I am going to have to find me one of those things. Thanks. On those rakers I can file till I am blue in the face with new files and I don't seem to get anything off of them.
BB I agree, The same on Stihl Chains, seems as if the rakers are a harder steel then the cutters. Ive thought of using a grinder wheel in my Dremal.
Yeah. I hear that Stihl is using a raker similar to the Vanguard on their new low kickback chains. Probably the same thing. I have considered doing exactly the same thing. That and maybe seeing how long it will take two chains to rust away hanging from a tree limb. My problem is that D72 chains for the saw are hard to find. I guess it is time to go down to a shop and have some loops made up.
I have just been cutting with the little Poulan because I can't get the big boy to do anything but skid over the surface until I can cut those rakers down. That little green sucker is nice and light and actually whacks through twenty inch red oak pretty nicely. But Old Yaller, when the chain is on its game, rips the suckers in two. At twenty-three pounds I don't need to be holding that thing up any longer than is absolutely necessary. I am a scrawny, wimpy old tree whacking dude.
Besides, I have that helmet and other crap now. Looks kinda goofy to be dressed up like an orange Darth Vader with a midget chainsaw in your hands. All the time I am cutting with the little saw I keep hearing a voice in the earmuffs of the helmet saying "Use the Force old Skywalker!".
IT beats a nother trip to the ER though.
I thought you had mastered wood cutting with your light saber!!
Now that would be the BALLS!
A light saber would be cool, but I'd rather have a variable gravity beam that I could aim at trees to pull them over enough so that when I make the final cut, they fall where I want.
I used to have one, but I dropped a tree on it.
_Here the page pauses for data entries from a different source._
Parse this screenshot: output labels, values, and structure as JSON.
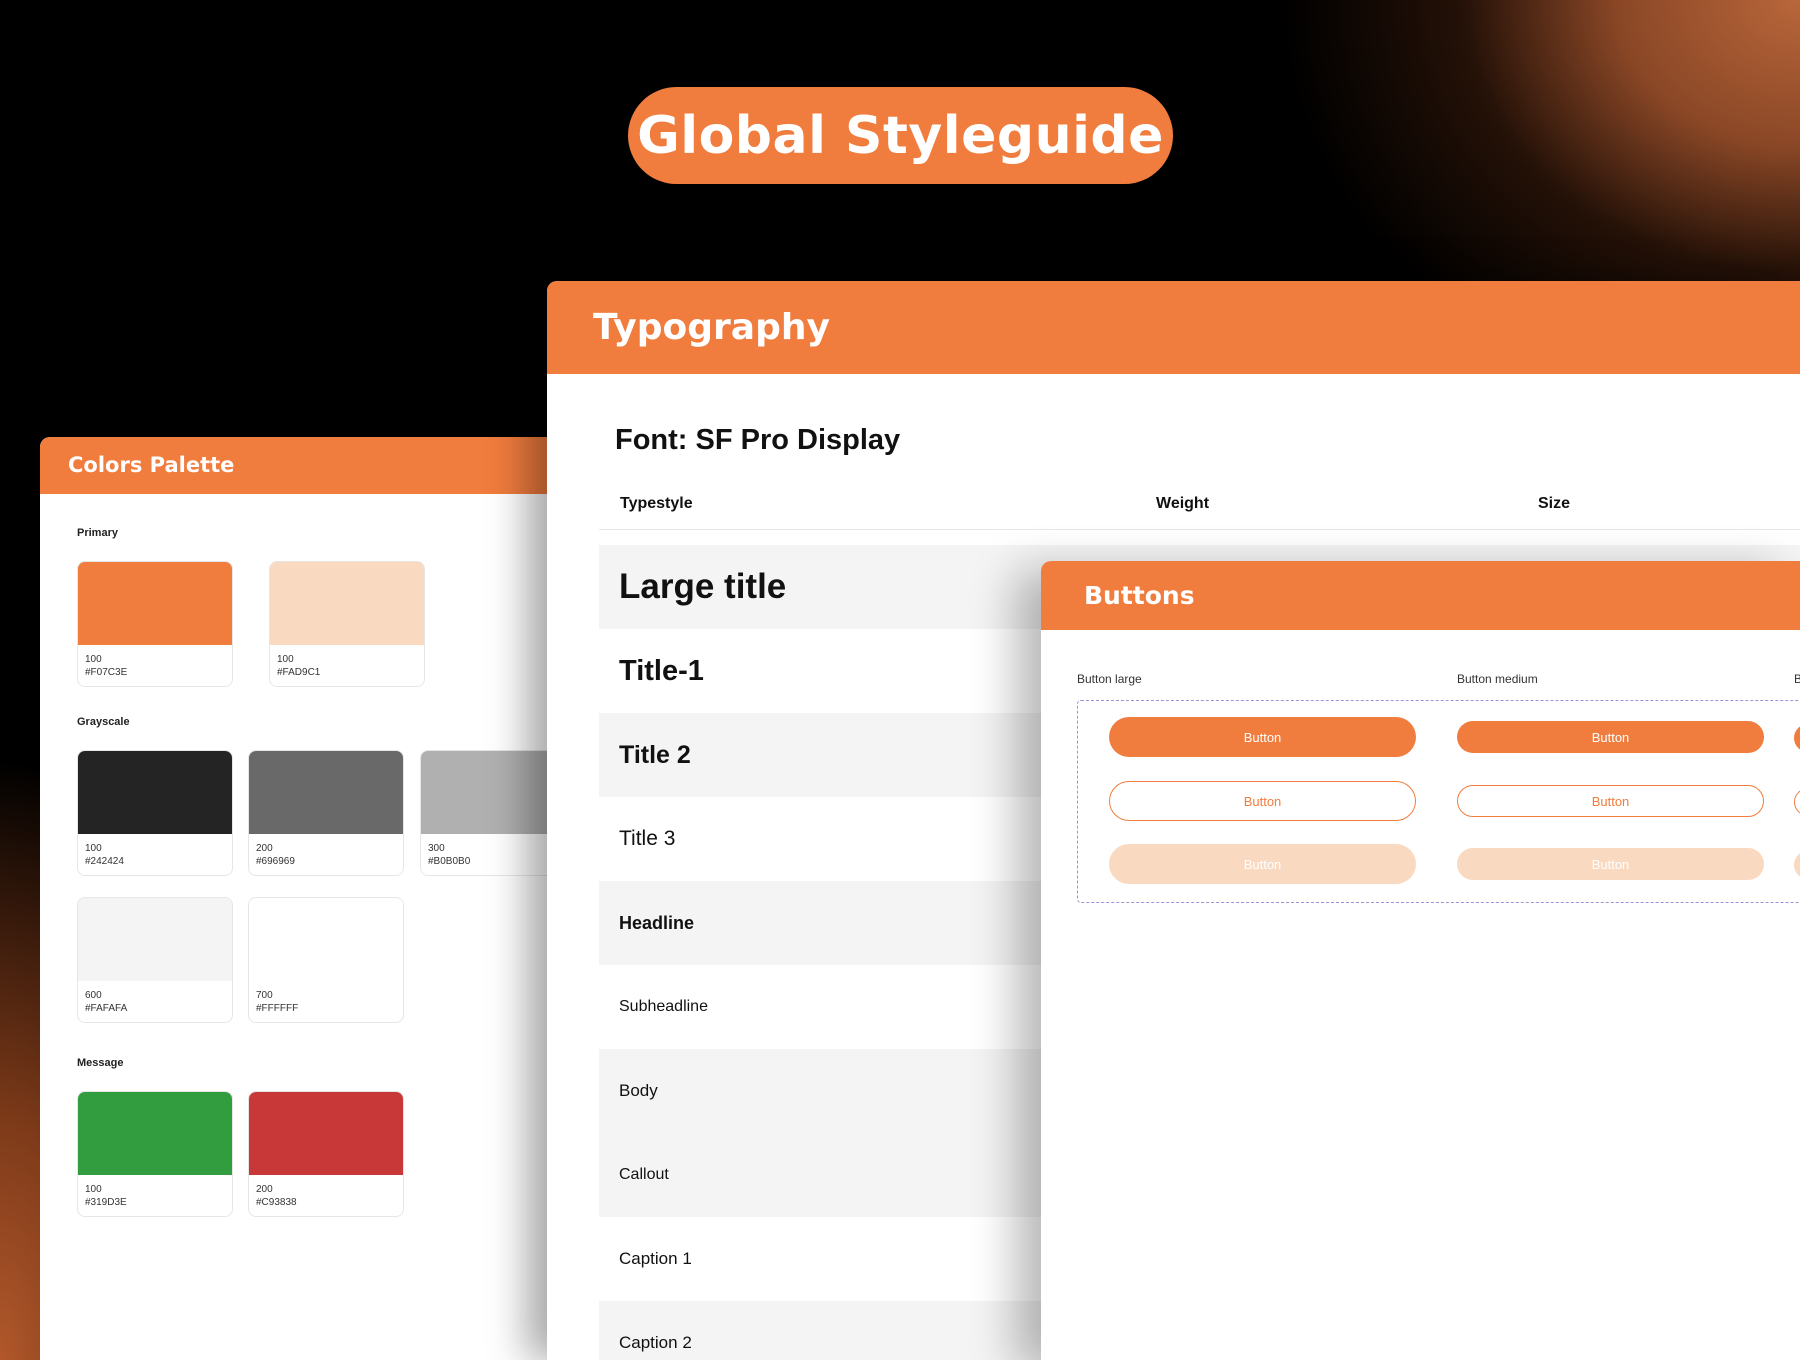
{
  "hero": {
    "title": "Global Styleguide"
  },
  "colors_palette": {
    "title": "Colors Palette",
    "sections": {
      "primary": "Primary",
      "grayscale": "Grayscale",
      "message": "Message"
    },
    "swatches": [
      {
        "level": "100",
        "hex": "#F07C3E",
        "color": "#F07C3E"
      },
      {
        "level": "100",
        "hex": "#FAD9C1",
        "color": "#FAD9C1"
      },
      {
        "level": "100",
        "hex": "#242424",
        "color": "#242424"
      },
      {
        "level": "200",
        "hex": "#696969",
        "color": "#696969"
      },
      {
        "level": "300",
        "hex": "#B0B0B0",
        "color": "#B0B0B0"
      },
      {
        "level": "600",
        "hex": "#FAFAFA",
        "color": "#F4F4F4"
      },
      {
        "level": "700",
        "hex": "#FFFFFF",
        "color": "#FFFFFF"
      },
      {
        "level": "100",
        "hex": "#319D3E",
        "color": "#319D3E"
      },
      {
        "level": "200",
        "hex": "#C93838",
        "color": "#C93838"
      }
    ]
  },
  "typography": {
    "title": "Typography",
    "font_line": "Font: SF Pro Display",
    "columns": {
      "typestyle": "Typestyle",
      "weight": "Weight",
      "size": "Size"
    },
    "rows": [
      {
        "name": "Large title"
      },
      {
        "name": "Title-1"
      },
      {
        "name": "Title 2"
      },
      {
        "name": "Title 3"
      },
      {
        "name": "Headline"
      },
      {
        "name": "Subheadline"
      },
      {
        "name": "Body"
      },
      {
        "name": "Callout"
      },
      {
        "name": "Caption 1"
      },
      {
        "name": "Caption 2"
      }
    ]
  },
  "buttons_panel": {
    "title": "Buttons",
    "labels": {
      "large": "Button large",
      "medium": "Button medium",
      "small_fragment": "B"
    },
    "button_text": "Button"
  },
  "accent_color": "#F07C3E"
}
I used to do that with the Force. But the dark side kept trying to take over and drop the trees on my garden tractor and trailer.
That is too funny